The Official Christmas City
If you didn’t know it yet, Santa Claus does NOT come from the North Pole. You know why? Because there is nothing in the North Pole. And if you think of yourself as too much of an adult to believe in such fairy tales, let me correct you:
Santa Claus is not a fairy tale. He’s an actual being and he lives in a place called Lapland. More specifically Finnish Lapland. If you don’t believe me, send him a letter. You’ll be surprised because you will actually get a response!
Even though Turku is located on the Southern coast of Finland, far from Lapland, it still holds the title of ‘The Official Christmas City’ of Finland. This is due to the tradition reaching back to the Middle Ages of declaring the Christmas Peace in the Old Great Square of Turku on Christmas Eve at noon, exactly. As always, the declaration is made in Finnish and Swedish, which are both Finland’s national languages.

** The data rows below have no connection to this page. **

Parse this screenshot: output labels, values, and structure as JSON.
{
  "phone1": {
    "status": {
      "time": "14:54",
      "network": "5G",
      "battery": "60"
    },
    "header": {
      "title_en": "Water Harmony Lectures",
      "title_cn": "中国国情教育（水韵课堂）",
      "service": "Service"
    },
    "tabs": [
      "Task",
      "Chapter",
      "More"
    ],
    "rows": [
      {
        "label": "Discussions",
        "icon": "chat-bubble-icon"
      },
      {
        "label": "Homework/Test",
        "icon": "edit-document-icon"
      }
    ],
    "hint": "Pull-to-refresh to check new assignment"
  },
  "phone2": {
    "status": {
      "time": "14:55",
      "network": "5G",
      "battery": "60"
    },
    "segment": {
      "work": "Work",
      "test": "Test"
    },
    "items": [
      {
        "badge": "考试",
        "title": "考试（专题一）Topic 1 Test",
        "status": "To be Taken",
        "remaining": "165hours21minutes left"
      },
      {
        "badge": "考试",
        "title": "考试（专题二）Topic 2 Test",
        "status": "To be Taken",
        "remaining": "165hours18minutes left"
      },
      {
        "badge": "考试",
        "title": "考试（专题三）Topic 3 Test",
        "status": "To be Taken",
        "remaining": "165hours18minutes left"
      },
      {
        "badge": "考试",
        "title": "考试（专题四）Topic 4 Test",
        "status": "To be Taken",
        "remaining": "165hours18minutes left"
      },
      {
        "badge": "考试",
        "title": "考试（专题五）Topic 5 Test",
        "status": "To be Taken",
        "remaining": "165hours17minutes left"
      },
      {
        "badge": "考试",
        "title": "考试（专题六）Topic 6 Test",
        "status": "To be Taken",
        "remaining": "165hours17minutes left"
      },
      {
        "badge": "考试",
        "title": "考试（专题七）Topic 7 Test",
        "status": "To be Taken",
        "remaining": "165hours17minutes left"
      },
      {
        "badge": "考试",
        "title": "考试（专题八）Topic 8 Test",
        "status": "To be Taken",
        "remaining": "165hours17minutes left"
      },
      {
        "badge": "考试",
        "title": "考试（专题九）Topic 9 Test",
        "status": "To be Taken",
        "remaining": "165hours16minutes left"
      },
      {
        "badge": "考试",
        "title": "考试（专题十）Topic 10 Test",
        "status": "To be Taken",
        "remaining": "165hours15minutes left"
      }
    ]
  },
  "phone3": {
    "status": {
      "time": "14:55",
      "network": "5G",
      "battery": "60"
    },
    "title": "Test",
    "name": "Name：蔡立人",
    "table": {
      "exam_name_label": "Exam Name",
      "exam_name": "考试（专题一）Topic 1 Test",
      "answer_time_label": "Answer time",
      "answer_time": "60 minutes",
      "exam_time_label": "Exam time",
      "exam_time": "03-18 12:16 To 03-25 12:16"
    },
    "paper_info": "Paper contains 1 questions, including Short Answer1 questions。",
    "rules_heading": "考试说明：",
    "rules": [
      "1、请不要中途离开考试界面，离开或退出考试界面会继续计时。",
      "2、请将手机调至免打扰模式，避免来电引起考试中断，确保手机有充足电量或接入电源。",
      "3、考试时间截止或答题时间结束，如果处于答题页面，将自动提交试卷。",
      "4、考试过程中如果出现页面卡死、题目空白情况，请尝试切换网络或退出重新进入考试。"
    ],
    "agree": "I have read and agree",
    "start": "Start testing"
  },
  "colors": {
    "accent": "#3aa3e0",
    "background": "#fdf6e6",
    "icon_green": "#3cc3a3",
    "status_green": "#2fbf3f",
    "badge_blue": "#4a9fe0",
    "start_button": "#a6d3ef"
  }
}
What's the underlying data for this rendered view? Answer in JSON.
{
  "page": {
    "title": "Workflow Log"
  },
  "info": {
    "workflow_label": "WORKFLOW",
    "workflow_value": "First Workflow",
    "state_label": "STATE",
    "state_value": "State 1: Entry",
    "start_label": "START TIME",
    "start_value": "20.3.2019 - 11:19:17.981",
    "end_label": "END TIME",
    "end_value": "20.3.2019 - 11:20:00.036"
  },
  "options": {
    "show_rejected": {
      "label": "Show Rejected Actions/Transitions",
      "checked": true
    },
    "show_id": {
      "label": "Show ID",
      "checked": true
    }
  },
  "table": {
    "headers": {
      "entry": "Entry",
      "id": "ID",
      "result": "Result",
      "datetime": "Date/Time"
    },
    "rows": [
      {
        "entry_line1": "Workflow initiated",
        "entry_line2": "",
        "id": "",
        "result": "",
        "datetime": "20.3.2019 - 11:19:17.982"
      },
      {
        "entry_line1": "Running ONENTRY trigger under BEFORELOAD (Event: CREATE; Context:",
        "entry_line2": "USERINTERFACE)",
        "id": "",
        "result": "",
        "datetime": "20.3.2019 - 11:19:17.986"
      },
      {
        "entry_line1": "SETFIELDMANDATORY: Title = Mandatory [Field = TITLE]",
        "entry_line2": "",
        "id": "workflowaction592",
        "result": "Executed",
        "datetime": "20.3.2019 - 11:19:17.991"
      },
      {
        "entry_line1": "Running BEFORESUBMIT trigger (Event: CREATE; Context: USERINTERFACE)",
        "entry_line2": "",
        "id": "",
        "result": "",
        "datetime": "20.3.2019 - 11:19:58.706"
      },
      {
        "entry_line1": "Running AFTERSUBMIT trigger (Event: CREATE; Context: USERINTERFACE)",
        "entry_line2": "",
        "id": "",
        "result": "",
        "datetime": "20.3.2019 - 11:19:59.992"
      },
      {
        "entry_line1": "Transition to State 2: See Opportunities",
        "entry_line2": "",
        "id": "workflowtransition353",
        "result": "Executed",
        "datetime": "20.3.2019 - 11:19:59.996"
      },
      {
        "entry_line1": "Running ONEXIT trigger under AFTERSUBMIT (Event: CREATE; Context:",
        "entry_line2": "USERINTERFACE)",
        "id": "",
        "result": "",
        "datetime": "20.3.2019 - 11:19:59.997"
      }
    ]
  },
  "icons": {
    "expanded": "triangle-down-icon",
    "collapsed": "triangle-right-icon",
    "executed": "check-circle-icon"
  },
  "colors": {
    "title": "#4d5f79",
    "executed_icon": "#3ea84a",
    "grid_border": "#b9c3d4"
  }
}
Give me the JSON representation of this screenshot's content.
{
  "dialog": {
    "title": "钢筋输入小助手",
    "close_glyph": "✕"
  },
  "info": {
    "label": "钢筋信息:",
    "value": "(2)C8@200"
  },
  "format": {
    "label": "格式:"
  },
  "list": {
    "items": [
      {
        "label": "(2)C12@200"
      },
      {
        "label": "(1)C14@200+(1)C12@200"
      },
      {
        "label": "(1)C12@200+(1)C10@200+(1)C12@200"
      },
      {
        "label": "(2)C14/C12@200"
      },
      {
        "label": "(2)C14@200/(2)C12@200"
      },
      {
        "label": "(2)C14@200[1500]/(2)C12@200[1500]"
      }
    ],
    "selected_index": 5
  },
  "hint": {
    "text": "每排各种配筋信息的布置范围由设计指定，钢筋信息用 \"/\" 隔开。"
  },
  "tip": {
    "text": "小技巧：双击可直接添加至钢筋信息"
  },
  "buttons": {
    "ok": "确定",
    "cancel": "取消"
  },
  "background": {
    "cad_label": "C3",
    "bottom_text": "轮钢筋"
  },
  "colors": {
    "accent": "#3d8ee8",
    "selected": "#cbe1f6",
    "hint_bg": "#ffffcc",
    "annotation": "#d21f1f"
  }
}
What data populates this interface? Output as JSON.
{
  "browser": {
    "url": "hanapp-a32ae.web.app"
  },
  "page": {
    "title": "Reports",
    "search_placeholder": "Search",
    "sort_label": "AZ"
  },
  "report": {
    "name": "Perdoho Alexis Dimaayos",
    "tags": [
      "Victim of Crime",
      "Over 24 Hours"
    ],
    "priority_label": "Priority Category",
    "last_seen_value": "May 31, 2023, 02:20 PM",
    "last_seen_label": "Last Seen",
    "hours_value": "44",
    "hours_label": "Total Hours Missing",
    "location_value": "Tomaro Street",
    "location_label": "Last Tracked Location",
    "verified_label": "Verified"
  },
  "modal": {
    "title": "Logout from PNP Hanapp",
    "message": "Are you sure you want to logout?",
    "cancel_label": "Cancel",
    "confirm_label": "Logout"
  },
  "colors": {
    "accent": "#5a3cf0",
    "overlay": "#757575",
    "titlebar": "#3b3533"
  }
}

Turku is the most Swedish city that you can find in Finland. After all it was founded and made capital by the Swedes. So, why not link Turku into your next visit to Stockholm: the Paris of the North is situated right opposite Stockholm across the Baltic Sea and can be reached by cruise ship or a plane.
I haven’t lived in Finland for years but if I ever moved back, Turku is the only option for me. Everywhere else is just too “countryside” and Helsinki is out due to the ridiculous level of living costs there.
The best way to get to know Turku is to go there for an exchange. I used to tutor exchange students and some of them actually still live in Finland. Turku has altogether 5 University campuses to choose from, so the city is truly international all year round.
And in case you didn’t know, I’ve got a little secret to share: Turku is the up and coming city! Better go there now before the tourists start to swarm in ;)